**INSTRUCTIONS FOR THE TASK:** I'd like the entries reproduced exactly, with all pictures omitted.

'''

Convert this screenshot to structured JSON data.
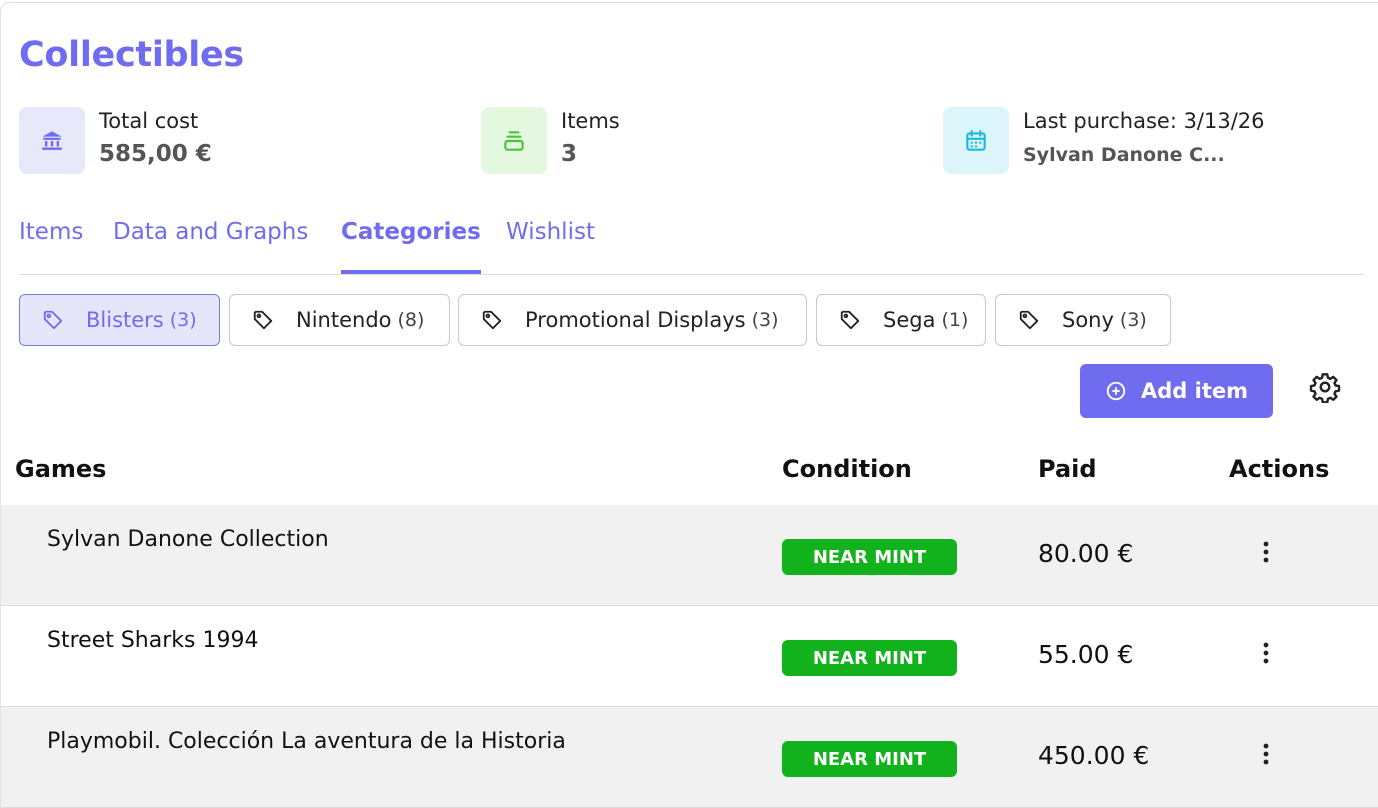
{
  "page": {
    "title": "Collectibles"
  },
  "stats": [
    {
      "icon": "bank-icon",
      "label": "Total cost",
      "value": "585,00 €",
      "color": "#6f6cf0",
      "bg": "#e8e8fb"
    },
    {
      "icon": "stack-icon",
      "label": "Items",
      "value": "3",
      "color": "#4cc33a",
      "bg": "#e4f8e0"
    },
    {
      "icon": "calendar-icon",
      "label": "Last purchase: 3/13/26",
      "value": "Sylvan Danone C...",
      "color": "#1eb7e0",
      "bg": "#dcf5fb"
    }
  ],
  "tabs": [
    {
      "label": "Items",
      "active": false
    },
    {
      "label": "Data and Graphs",
      "active": false
    },
    {
      "label": "Categories",
      "active": true
    },
    {
      "label": "Wishlist",
      "active": false
    }
  ],
  "categories": [
    {
      "label": "Blisters",
      "count": "(3)",
      "active": true
    },
    {
      "label": "Nintendo",
      "count": "(8)",
      "active": false
    },
    {
      "label": "Promotional Displays",
      "count": "(3)",
      "active": false
    },
    {
      "label": "Sega",
      "count": "(1)",
      "active": false
    },
    {
      "label": "Sony",
      "count": "(3)",
      "active": false
    }
  ],
  "toolbar": {
    "add_label": "Add item",
    "settings_icon": "gear-icon"
  },
  "table": {
    "columns": [
      "Games",
      "Condition",
      "Paid",
      "Actions"
    ],
    "rows": [
      {
        "name": "Sylvan Danone Collection",
        "condition": "NEAR MINT",
        "paid": "80.00 €"
      },
      {
        "name": "Street Sharks 1994",
        "condition": "NEAR MINT",
        "paid": "55.00 €"
      },
      {
        "name": "Playmobil. Colección La aventura de la Historia",
        "condition": "NEAR MINT",
        "paid": "450.00 €"
      }
    ]
  },
  "colors": {
    "accent": "#6f6cf0",
    "badge": "#12b21c"
  }
}
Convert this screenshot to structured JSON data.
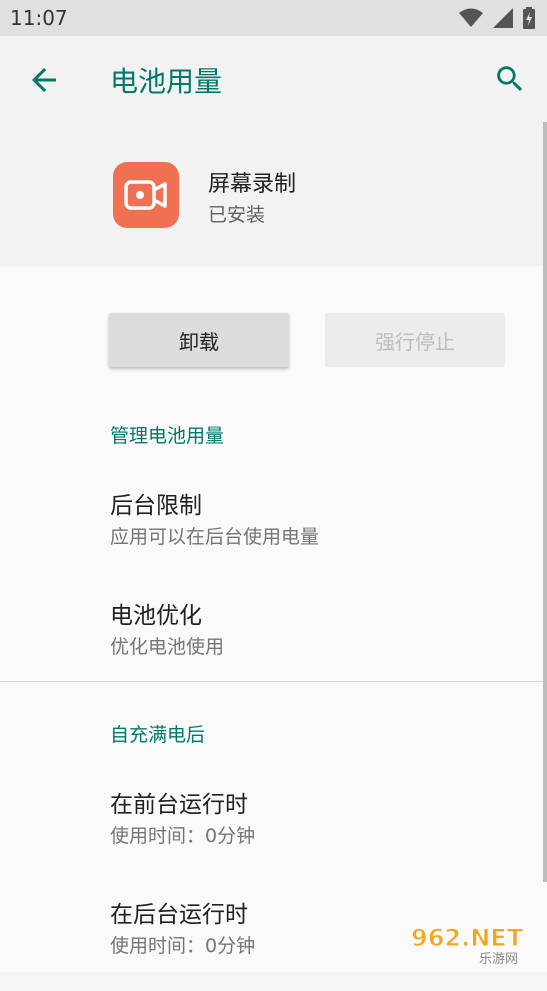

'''

**ANSWER TO THIS TASK:**
Convert this screenshot to structured JSON data.
{
  "page": {
    "title": "Collectibles"
  },
  "stats": [
    {
      "icon": "bank-icon",
      "label": "Total cost",
      "value": "585,00 €",
      "color": "#6f6cf0",
      "bg": "#e8e8fb"
    },
    {
      "icon": "stack-icon",
      "label": "Items",
      "value": "3",
      "color": "#4cc33a",
      "bg": "#e4f8e0"
    },
    {
      "icon": "calendar-icon",
      "label": "Last purchase: 3/13/26",
      "value": "Sylvan Danone C...",
      "color": "#1eb7e0",
      "bg": "#dcf5fb"
    }
  ],
  "tabs": [
    {
      "label": "Items",
      "active": false
    },
    {
      "label": "Data and Graphs",
      "active": false
    },
    {
      "label": "Categories",
      "active": true
    },
    {
      "label": "Wishlist",
      "active": false
    }
  ],
  "categories": [
    {
      "label": "Blisters",
      "count": "(3)",
      "active": true
    },
    {
      "label": "Nintendo",
      "count": "(8)",
      "active": false
    },
    {
      "label": "Promotional Displays",
      "count": "(3)",
      "active": false
    },
    {
      "label": "Sega",
      "count": "(1)",
      "active": false
    },
    {
      "label": "Sony",
      "count": "(3)",
      "active": false
    }
  ],
  "toolbar": {
    "add_label": "Add item",
    "settings_icon": "gear-icon"
  },
  "table": {
    "columns": [
      "Games",
      "Condition",
      "Paid",
      "Actions"
    ],
    "rows": [
      {
        "name": "Sylvan Danone Collection",
        "condition": "NEAR MINT",
        "paid": "80.00 €"
      },
      {
        "name": "Street Sharks 1994",
        "condition": "NEAR MINT",
        "paid": "55.00 €"
      },
      {
        "name": "Playmobil. Colección La aventura de la Historia",
        "condition": "NEAR MINT",
        "paid": "450.00 €"
      }
    ]
  },
  "colors": {
    "accent": "#6f6cf0",
    "badge": "#12b21c"
  }
}
Convert this screenshot to structured JSON data.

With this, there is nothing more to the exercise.